### Records provided

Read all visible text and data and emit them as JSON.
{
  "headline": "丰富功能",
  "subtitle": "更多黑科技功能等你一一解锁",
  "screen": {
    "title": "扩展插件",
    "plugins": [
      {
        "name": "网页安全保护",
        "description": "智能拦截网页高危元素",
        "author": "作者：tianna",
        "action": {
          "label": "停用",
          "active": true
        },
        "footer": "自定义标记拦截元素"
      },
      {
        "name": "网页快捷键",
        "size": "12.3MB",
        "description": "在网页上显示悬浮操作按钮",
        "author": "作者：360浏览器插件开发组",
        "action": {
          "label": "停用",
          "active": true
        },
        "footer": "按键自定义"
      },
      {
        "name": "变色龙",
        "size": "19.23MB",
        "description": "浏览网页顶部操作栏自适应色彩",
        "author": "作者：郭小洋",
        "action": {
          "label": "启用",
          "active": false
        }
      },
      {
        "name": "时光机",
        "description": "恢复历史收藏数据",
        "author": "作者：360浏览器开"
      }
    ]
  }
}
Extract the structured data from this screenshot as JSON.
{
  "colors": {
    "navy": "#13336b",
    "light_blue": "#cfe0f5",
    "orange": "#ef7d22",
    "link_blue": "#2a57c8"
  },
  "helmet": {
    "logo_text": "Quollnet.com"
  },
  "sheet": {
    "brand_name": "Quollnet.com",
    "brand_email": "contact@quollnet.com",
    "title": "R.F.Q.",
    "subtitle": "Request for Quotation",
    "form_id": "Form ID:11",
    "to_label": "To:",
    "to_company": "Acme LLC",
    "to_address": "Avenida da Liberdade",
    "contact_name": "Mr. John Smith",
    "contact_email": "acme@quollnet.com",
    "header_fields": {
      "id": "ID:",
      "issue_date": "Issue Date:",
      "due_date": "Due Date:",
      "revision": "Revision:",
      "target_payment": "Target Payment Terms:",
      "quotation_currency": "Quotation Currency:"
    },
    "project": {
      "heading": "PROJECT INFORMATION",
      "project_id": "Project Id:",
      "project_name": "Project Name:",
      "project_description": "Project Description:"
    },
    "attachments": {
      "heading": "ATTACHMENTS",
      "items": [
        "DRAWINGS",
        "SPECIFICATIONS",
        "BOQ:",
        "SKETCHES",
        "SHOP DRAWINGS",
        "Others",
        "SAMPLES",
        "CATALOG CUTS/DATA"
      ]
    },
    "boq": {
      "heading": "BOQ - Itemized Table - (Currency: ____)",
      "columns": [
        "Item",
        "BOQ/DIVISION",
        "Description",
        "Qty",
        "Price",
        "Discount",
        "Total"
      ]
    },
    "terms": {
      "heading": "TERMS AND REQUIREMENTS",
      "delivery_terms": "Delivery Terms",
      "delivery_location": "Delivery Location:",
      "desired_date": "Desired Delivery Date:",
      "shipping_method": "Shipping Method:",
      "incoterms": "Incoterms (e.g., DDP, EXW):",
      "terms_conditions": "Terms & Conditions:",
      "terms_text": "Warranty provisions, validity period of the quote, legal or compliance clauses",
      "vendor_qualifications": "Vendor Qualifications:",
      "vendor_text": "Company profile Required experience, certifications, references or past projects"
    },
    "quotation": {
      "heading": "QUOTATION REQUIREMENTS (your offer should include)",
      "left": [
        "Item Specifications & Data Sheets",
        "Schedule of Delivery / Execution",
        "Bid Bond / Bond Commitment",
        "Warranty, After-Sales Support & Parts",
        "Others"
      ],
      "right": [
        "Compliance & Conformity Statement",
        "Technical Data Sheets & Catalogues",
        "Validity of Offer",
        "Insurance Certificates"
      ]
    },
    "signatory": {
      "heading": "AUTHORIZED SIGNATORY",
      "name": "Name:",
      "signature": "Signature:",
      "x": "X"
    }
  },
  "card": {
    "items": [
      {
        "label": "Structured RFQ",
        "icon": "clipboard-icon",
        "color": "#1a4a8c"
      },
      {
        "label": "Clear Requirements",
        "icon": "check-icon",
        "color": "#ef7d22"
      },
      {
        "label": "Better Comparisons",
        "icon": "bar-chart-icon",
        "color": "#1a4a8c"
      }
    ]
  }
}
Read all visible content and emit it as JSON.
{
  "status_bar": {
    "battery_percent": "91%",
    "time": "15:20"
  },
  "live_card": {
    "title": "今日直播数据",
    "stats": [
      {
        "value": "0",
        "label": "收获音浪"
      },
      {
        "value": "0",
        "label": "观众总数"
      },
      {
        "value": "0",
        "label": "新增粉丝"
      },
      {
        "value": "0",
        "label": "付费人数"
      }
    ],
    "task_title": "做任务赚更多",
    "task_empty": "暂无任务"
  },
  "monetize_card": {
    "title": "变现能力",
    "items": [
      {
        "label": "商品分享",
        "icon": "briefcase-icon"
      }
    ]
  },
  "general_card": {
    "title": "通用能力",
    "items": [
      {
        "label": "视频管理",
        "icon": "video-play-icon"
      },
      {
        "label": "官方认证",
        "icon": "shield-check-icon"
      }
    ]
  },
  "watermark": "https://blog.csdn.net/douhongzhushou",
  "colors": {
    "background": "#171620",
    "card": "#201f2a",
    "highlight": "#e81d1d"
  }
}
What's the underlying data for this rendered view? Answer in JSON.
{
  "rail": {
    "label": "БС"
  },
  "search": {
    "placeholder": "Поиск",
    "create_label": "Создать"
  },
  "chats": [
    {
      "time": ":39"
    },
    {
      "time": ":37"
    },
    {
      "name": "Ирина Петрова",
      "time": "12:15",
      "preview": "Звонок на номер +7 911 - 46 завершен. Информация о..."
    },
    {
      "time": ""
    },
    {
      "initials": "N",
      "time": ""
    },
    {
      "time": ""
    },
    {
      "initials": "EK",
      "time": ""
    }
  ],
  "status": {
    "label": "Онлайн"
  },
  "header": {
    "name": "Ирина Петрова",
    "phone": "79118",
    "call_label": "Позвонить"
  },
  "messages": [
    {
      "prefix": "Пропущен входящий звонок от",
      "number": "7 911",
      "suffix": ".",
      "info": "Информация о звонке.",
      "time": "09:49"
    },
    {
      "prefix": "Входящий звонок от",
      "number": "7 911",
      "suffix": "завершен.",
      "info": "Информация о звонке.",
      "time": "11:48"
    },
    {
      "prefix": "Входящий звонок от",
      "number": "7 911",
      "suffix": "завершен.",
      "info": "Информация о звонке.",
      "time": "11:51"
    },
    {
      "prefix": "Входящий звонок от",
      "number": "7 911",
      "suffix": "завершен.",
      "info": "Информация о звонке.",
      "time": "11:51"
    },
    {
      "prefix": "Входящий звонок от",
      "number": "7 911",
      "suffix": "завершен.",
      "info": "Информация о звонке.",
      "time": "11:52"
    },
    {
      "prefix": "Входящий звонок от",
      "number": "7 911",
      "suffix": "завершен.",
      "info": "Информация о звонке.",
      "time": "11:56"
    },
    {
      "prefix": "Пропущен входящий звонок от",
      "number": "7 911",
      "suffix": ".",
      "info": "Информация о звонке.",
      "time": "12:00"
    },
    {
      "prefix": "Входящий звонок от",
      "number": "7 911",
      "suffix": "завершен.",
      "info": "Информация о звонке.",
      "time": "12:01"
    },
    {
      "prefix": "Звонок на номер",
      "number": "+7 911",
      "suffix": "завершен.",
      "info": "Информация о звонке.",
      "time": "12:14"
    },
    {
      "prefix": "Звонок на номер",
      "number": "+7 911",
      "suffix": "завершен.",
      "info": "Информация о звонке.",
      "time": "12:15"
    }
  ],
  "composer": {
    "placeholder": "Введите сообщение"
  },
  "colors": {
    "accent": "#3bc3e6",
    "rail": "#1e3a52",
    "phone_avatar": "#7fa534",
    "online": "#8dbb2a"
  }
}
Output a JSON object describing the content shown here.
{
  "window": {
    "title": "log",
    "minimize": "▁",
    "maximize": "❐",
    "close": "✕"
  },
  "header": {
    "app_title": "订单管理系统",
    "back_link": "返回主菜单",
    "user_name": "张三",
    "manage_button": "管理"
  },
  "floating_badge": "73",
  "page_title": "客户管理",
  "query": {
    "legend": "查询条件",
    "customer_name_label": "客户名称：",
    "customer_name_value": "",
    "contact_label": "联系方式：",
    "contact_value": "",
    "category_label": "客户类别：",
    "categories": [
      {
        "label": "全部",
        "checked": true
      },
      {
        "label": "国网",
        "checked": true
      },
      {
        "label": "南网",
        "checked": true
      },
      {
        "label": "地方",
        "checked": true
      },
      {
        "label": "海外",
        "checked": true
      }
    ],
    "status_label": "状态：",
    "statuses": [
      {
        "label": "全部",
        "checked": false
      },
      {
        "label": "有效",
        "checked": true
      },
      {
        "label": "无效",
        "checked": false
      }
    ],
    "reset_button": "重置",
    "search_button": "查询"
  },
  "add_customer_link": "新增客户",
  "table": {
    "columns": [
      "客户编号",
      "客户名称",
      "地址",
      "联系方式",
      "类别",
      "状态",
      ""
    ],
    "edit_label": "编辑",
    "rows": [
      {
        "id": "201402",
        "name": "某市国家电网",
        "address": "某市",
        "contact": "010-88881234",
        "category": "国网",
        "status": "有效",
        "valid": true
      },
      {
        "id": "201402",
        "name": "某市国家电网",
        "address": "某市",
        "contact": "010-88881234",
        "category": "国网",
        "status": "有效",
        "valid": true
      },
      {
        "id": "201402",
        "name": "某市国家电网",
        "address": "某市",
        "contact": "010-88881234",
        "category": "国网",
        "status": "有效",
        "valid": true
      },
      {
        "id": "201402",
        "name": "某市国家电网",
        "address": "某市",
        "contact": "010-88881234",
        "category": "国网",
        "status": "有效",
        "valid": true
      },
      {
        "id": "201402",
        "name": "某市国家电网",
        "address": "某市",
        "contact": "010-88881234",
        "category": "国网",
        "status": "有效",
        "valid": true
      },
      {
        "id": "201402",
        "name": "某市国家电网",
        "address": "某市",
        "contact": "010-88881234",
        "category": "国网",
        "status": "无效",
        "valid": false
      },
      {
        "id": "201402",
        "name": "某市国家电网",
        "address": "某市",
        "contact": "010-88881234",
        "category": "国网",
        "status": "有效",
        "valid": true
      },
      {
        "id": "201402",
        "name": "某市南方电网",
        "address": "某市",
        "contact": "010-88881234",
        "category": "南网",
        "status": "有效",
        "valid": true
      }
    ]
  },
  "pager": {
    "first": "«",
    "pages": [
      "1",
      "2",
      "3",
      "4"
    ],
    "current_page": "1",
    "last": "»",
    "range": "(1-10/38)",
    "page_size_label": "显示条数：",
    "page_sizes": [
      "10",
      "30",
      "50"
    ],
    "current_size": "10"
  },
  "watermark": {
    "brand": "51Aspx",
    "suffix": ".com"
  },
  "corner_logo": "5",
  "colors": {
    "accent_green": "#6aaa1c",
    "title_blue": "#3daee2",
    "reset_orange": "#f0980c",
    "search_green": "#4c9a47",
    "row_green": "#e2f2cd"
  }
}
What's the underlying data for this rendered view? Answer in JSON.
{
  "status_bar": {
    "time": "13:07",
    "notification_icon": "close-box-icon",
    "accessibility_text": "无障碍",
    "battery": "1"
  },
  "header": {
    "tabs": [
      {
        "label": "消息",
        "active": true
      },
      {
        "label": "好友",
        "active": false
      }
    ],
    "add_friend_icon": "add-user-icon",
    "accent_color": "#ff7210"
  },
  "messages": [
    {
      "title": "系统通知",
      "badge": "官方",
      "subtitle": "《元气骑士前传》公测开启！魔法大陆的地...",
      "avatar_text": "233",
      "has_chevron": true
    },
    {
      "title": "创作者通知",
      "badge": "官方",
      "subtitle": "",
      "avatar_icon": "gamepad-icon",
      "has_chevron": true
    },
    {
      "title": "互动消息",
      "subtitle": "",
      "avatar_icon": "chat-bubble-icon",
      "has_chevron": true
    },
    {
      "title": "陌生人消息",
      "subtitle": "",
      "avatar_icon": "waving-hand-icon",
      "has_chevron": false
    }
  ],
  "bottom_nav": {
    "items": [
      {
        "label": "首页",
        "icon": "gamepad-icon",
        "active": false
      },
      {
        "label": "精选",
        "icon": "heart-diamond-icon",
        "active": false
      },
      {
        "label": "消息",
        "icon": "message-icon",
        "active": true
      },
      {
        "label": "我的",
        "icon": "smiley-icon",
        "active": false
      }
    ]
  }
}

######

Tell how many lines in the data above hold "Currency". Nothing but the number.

2